Content starts
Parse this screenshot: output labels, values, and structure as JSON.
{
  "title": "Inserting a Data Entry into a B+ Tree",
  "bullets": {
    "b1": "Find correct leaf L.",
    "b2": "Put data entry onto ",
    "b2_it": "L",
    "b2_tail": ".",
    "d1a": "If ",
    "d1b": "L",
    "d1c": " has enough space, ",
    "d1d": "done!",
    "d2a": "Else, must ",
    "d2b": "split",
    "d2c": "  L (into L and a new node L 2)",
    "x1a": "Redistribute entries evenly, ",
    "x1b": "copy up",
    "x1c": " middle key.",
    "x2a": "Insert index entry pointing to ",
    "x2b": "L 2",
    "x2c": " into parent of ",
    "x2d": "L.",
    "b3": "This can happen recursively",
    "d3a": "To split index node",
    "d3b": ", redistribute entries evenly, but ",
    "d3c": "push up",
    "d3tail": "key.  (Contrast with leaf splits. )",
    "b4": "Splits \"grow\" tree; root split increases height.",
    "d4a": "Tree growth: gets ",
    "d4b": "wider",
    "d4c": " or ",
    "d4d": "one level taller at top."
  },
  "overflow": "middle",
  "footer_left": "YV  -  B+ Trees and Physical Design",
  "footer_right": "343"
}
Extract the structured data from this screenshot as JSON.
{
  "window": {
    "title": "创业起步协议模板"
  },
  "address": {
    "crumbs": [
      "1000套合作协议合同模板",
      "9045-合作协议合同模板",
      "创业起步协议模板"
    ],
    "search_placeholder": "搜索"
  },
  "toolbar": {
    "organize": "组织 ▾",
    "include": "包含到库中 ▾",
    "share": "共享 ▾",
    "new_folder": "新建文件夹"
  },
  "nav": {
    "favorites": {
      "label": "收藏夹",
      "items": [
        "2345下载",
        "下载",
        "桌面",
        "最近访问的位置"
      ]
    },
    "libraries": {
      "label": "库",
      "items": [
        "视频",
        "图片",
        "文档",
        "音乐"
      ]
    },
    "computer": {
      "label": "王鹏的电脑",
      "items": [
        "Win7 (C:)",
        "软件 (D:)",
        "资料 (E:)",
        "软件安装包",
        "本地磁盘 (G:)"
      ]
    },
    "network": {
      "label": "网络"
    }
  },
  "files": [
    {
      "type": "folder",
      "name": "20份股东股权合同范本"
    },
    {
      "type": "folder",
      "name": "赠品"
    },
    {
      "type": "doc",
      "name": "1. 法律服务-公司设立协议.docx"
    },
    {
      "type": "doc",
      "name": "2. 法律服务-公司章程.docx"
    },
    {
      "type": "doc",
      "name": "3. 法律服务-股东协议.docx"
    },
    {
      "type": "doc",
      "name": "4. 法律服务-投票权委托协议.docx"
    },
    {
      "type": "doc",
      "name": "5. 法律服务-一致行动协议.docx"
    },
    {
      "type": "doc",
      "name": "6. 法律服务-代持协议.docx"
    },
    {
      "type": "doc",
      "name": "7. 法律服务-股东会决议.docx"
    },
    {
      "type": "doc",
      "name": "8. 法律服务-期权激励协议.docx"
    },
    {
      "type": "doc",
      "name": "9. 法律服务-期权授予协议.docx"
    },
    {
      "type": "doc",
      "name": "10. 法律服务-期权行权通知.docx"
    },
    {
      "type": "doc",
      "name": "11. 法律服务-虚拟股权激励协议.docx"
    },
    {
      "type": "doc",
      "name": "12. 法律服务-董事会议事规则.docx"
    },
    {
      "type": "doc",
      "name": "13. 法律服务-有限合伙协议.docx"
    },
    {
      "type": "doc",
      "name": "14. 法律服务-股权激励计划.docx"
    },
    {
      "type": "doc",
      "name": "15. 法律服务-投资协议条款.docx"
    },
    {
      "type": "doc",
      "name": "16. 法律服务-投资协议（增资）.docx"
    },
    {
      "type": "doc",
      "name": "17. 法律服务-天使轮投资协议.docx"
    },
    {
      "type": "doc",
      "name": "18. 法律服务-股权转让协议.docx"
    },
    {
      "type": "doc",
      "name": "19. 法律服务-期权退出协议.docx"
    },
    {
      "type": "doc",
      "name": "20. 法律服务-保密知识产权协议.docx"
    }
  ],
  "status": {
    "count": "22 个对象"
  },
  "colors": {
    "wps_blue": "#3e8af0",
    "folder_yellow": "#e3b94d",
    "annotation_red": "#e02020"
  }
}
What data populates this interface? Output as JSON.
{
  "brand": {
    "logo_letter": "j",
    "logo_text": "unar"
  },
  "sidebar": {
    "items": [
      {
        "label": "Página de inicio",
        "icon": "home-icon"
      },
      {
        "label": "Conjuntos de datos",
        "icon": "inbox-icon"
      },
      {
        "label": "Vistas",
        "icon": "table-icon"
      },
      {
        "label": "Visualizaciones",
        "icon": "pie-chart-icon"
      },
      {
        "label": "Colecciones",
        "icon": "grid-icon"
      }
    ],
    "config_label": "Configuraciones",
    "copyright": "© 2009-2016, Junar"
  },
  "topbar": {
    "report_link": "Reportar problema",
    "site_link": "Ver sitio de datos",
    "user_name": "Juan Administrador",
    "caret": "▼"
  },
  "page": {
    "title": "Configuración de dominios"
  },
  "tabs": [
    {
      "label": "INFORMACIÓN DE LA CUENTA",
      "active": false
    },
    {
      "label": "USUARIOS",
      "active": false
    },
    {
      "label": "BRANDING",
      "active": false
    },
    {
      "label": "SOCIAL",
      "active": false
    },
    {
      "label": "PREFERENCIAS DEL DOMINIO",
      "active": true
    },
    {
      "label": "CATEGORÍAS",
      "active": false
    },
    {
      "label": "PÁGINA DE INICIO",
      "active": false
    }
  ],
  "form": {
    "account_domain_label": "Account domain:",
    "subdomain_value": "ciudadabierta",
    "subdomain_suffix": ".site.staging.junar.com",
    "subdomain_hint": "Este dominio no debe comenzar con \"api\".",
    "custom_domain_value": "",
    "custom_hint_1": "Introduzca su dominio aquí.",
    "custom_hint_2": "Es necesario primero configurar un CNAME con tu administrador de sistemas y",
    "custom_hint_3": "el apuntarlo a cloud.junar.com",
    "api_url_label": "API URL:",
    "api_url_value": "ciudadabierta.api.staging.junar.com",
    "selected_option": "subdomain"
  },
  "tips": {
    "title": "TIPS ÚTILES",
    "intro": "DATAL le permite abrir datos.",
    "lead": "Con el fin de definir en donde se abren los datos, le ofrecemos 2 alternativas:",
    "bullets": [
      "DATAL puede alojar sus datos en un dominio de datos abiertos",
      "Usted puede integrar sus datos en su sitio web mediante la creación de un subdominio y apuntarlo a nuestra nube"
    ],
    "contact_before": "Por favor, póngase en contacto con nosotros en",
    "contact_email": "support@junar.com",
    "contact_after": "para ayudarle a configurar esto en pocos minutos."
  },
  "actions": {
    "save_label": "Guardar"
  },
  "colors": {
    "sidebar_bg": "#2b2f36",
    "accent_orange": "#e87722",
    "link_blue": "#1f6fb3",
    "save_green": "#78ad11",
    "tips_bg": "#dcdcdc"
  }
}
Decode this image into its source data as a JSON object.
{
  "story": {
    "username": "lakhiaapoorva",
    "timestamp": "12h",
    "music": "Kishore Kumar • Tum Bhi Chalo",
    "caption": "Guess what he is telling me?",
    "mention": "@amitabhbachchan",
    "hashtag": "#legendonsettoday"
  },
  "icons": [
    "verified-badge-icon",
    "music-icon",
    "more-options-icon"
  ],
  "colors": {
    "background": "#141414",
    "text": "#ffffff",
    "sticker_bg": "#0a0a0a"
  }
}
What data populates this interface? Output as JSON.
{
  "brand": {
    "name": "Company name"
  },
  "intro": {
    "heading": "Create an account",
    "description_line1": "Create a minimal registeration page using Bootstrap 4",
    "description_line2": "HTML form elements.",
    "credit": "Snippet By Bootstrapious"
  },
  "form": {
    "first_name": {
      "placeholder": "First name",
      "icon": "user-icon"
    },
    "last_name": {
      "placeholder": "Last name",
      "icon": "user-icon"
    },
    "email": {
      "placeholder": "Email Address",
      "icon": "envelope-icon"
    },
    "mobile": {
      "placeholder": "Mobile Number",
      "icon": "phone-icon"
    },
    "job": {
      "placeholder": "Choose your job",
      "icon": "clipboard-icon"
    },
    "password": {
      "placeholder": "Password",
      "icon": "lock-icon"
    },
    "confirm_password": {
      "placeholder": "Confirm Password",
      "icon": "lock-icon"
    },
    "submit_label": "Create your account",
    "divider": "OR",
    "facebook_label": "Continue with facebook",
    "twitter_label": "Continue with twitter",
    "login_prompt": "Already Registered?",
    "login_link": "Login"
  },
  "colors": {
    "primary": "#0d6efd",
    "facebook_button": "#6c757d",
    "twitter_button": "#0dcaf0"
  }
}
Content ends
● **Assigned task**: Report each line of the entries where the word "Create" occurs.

● **Result**:
    "heading": "Create an account",
    "description_line1": "Create a minimal registeration page using Bootstrap 4",
    "submit_label": "Create your account",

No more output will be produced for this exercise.